Start of Block

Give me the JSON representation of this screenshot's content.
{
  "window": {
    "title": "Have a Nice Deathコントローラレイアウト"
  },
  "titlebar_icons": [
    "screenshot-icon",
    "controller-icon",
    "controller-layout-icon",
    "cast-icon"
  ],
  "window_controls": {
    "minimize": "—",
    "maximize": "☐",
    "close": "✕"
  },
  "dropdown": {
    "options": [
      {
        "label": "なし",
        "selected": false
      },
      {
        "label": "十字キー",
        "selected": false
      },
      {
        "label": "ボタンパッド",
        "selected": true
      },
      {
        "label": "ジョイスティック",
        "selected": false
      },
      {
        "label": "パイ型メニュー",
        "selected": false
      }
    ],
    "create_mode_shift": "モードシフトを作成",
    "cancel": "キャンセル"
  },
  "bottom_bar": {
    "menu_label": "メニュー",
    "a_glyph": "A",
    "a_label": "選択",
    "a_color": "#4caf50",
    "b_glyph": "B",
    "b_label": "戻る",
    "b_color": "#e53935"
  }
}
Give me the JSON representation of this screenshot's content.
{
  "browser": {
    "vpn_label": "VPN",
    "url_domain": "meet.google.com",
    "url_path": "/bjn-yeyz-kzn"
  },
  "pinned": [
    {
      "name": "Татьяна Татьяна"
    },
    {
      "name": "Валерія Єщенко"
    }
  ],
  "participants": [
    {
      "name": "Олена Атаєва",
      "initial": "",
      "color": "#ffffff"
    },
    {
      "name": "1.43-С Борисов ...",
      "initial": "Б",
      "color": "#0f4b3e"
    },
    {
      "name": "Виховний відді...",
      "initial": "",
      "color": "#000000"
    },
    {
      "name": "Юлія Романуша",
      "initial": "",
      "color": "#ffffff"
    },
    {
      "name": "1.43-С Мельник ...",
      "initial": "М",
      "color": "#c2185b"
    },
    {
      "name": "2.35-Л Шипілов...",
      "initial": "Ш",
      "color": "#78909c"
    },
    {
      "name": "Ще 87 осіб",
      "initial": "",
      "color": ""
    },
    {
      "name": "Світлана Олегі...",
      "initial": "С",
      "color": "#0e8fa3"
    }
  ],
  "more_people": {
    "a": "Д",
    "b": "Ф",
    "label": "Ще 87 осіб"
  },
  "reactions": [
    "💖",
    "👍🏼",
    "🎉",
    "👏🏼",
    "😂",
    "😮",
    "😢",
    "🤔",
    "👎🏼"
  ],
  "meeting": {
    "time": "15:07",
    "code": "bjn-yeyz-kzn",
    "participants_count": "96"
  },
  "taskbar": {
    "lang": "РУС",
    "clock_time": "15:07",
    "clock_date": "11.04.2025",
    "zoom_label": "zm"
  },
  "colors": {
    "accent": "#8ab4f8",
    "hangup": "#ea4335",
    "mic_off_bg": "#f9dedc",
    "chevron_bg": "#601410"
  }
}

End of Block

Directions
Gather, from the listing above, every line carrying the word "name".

Response for this exercise
      "name": "Татьяна Татьяна"
      "name": "Валерія Єщенко"
      "name": "Олена Атаєва",
      "name": "1.43-С Борисов ...",
      "name": "Виховний відді...",
      "name": "Юлія Романуша",
      "name": "1.43-С Мельник ...",
      "name": "2.35-Л Шипілов...",
      "name": "Ще 87 осіб",
      "name": "Світлана Олегі...",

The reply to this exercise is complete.